_Exercise instructions_: Your answer should consist of each line below that includes the word "from".

_Task inputs_:
[Start of section]

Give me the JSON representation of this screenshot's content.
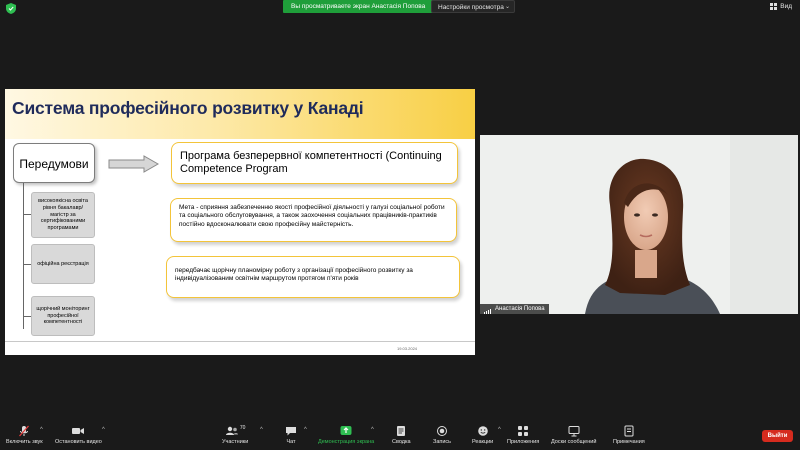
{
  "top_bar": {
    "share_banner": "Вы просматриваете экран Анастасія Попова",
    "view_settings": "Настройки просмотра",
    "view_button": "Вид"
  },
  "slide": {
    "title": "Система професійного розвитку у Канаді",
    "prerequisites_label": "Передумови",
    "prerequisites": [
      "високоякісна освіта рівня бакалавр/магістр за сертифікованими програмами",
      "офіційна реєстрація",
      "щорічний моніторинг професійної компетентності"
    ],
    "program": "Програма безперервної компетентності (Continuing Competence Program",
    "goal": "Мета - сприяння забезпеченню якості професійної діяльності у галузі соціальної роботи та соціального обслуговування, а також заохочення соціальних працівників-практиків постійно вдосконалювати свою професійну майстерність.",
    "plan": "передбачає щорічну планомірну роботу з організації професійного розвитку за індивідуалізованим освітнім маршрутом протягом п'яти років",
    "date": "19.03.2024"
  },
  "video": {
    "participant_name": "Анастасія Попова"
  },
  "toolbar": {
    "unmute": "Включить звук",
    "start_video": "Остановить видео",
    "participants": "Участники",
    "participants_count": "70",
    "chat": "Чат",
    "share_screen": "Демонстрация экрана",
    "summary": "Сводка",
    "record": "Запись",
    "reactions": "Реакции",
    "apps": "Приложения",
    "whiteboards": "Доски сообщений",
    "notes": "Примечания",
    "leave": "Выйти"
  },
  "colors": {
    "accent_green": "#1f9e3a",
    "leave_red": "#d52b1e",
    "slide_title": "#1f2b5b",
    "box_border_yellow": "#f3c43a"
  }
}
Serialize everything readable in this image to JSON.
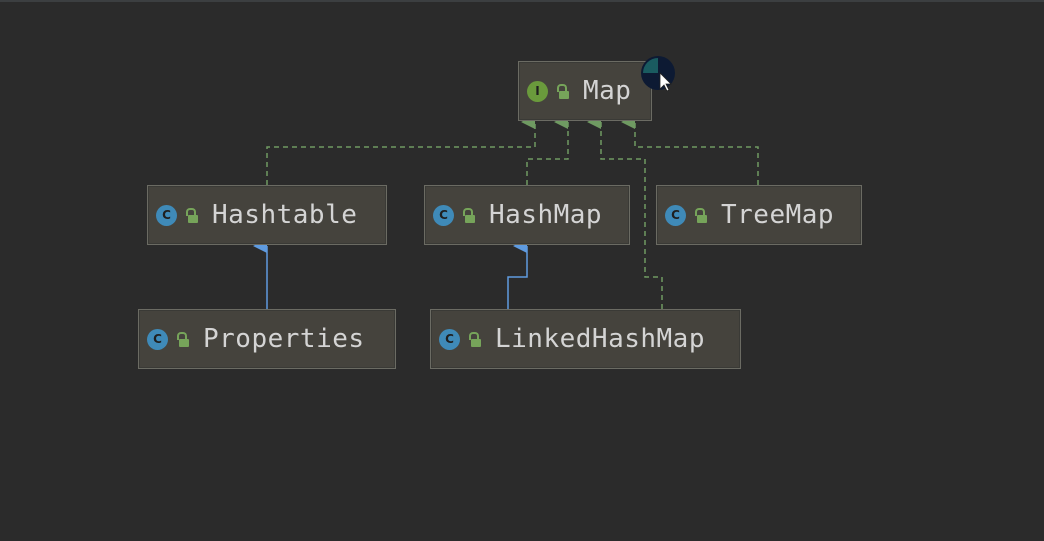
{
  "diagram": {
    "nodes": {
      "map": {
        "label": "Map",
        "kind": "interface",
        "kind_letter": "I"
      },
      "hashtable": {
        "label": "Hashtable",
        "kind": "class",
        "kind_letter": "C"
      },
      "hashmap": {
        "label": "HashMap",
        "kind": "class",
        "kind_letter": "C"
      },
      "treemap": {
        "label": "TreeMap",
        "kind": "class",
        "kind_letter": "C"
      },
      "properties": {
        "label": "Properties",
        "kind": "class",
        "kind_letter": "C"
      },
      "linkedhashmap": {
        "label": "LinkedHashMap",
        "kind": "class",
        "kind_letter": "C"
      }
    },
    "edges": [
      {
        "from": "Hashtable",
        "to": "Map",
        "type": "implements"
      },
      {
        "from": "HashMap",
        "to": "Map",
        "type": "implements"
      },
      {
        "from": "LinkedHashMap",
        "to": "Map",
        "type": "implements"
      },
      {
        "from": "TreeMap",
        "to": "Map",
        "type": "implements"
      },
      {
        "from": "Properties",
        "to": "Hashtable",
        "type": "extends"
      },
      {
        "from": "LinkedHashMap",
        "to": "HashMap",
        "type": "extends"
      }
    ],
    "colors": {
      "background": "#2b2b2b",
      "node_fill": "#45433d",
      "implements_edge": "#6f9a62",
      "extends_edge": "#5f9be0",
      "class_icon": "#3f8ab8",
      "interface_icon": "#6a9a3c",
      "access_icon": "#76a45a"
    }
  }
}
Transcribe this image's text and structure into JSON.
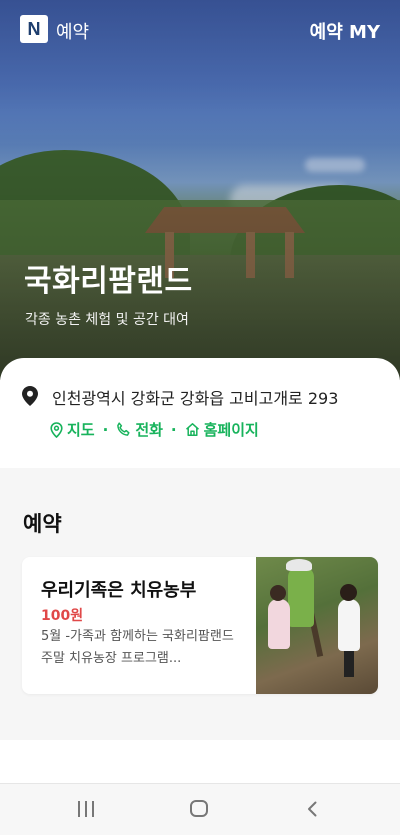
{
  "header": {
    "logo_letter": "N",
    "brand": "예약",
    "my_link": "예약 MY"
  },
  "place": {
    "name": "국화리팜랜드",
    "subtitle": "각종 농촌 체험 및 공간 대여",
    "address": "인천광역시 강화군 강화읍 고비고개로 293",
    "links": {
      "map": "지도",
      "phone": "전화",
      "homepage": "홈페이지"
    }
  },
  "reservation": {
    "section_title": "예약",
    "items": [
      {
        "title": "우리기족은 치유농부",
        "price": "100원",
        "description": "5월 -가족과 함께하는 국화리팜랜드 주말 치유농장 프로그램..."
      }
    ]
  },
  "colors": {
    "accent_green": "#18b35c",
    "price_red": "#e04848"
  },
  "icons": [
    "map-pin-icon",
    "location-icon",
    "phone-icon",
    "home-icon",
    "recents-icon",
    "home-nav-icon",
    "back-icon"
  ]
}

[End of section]

_Exercise response_:
        "from": "Hashtable",
        "from": "HashMap",
        "from": "LinkedHashMap",
        "from": "TreeMap",
        "from": "Properties",
        "from": "LinkedHashMap",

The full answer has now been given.